This article analyzes an important aspect of the social behavior of the self-employed in America. We ask whether the self-employed express their social responsibility to society by giving more to charity than the general population, and if so which charitable causes they give to. We use social identity theory to generate hypotheses about the determinants and objectives of charitable giving among members of this socially and economically important group. Testing these hypotheses with nationally representative, longitudinal US data, we find that the American self-employed are indeed more likely to exhibit social responsibility toward their community by giving to charities than the general population. While the self-employed support broadly similar charities to the general population, they give substantially more to organizations which: address issues in the local community; provide health care; and serve the needy.
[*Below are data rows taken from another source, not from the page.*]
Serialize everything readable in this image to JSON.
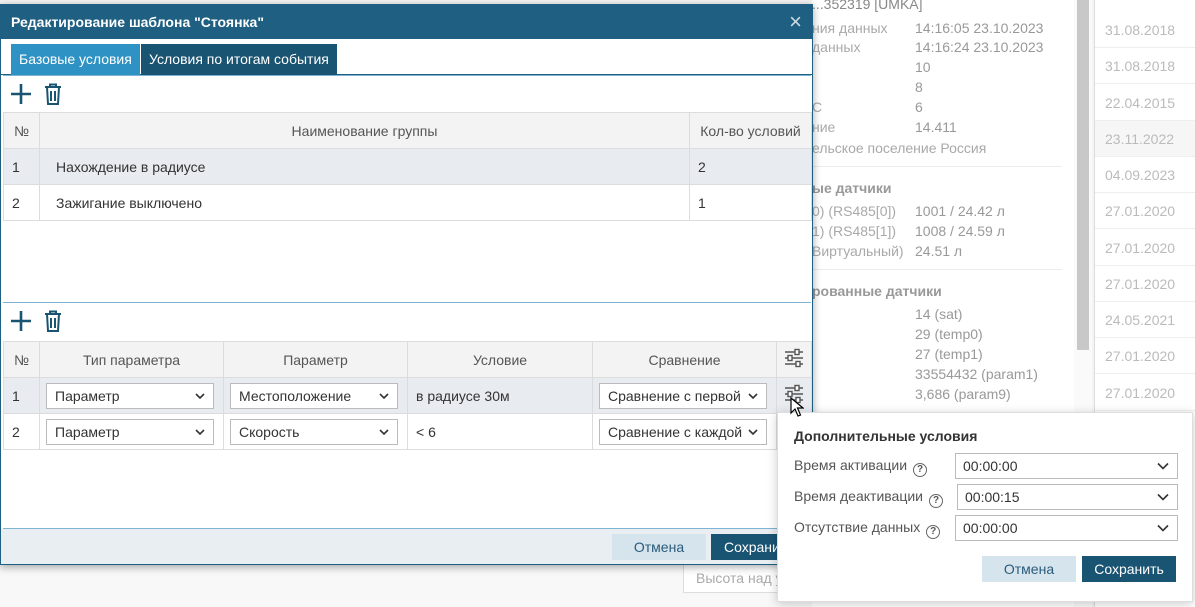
{
  "background": {
    "top_fragment": "...352319 [UMKA]",
    "details": [
      {
        "label": "ния данных",
        "value": "14:16:05 23.10.2023"
      },
      {
        "label": "данных",
        "value": "14:16:24 23.10.2023"
      },
      {
        "label": "",
        "value": "10"
      },
      {
        "label": "",
        "value": "8"
      },
      {
        "label": "С",
        "value": "6"
      },
      {
        "label": "ние",
        "value": "14.411"
      },
      {
        "label": "ельское поселение Россия",
        "value": ""
      }
    ],
    "section1": "ые датчики",
    "sensors": [
      {
        "label": "0) (RS485[0])",
        "value": "1001 / 24.42 л"
      },
      {
        "label": "1) (RS485[1])",
        "value": "1008 / 24.59 л"
      },
      {
        "label": "Виртуальный)",
        "value": "24.51 л"
      }
    ],
    "section2": "рованные датчики",
    "params": [
      "14 (sat)",
      "29 (temp0)",
      "27 (temp1)",
      "33554432 (param1)",
      "3,686 (param9)"
    ],
    "dates": [
      "31.08.2018",
      "31.08.2018",
      "22.04.2015",
      "23.11.2022",
      "04.09.2023",
      "27.01.2020",
      "27.01.2020",
      "27.01.2020",
      "24.05.2021",
      "27.01.2020",
      "27.01.2020"
    ],
    "bottom_input": "Высота над у"
  },
  "dialog": {
    "title": "Редактирование шаблона \"Стоянка\"",
    "close": "×",
    "tabs": [
      "Базовые условия",
      "Условия по итогам события"
    ],
    "groups": {
      "headers": [
        "№",
        "Наименование группы",
        "Кол-во условий"
      ],
      "rows": [
        {
          "n": "1",
          "name": "Нахождение в радиусе",
          "count": "2"
        },
        {
          "n": "2",
          "name": "Зажигание выключено",
          "count": "1"
        }
      ]
    },
    "conditions": {
      "headers": [
        "№",
        "Тип параметра",
        "Параметр",
        "Условие",
        "Сравнение"
      ],
      "rows": [
        {
          "n": "1",
          "type": "Параметр",
          "param": "Местоположение",
          "cond": "в радиусе 30м",
          "compare": "Сравнение с первой"
        },
        {
          "n": "2",
          "type": "Параметр",
          "param": "Скорость",
          "cond": "< 6",
          "compare": "Сравнение с каждой"
        }
      ]
    },
    "cancel": "Отмена",
    "save": "Сохранить"
  },
  "popover": {
    "title": "Дополнительные условия",
    "rows": [
      {
        "label": "Время активации",
        "value": "00:00:00"
      },
      {
        "label": "Время деактивации",
        "value": "00:00:15"
      },
      {
        "label": "Отсутствие данных",
        "value": "00:00:00"
      }
    ],
    "cancel": "Отмена",
    "save": "Сохранить"
  },
  "colors": {
    "header": "#1f5f82",
    "tab_active": "#2e93c4",
    "tab_inactive": "#1a5473",
    "save": "#1a5473"
  }
}
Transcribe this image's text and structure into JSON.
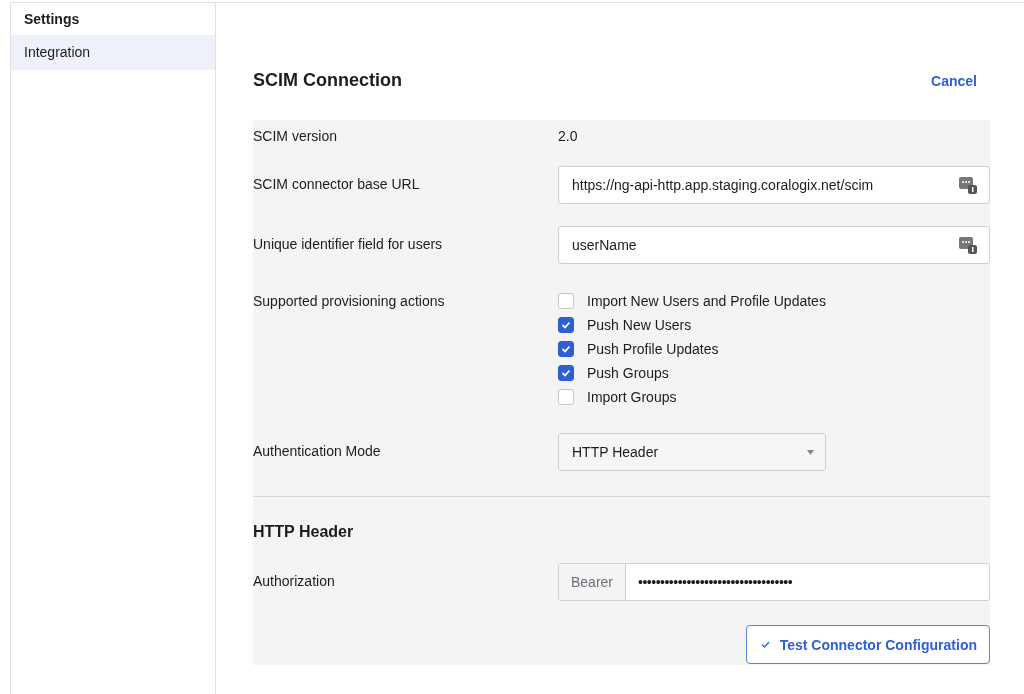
{
  "sidebar": {
    "title": "Settings",
    "items": [
      {
        "label": "Integration",
        "selected": true
      }
    ]
  },
  "header": {
    "title": "SCIM Connection",
    "cancel": "Cancel"
  },
  "version": {
    "label": "SCIM version",
    "value": "2.0"
  },
  "fields": [
    {
      "label": "SCIM connector base URL",
      "value": "https://ng-api-http.app.staging.coralogix.net/scim"
    },
    {
      "label": "Unique identifier field for users",
      "value": "userName"
    }
  ],
  "actions": {
    "label": "Supported provisioning actions",
    "options": [
      {
        "label": "Import New Users and Profile Updates",
        "checked": false
      },
      {
        "label": "Push New Users",
        "checked": true
      },
      {
        "label": "Push Profile Updates",
        "checked": true
      },
      {
        "label": "Push Groups",
        "checked": true
      },
      {
        "label": "Import Groups",
        "checked": false
      }
    ]
  },
  "auth_mode": {
    "label": "Authentication Mode",
    "value": "HTTP Header"
  },
  "http_header": {
    "title": "HTTP Header",
    "label": "Authorization",
    "prefix": "Bearer",
    "value": "•••••••••••••••••••••••••••••••••••"
  },
  "test_button": "Test Connector Configuration"
}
We trace out implications of our findings for scholars, practitioners, and policy-makers.
- Charitable giving
- Social identity theory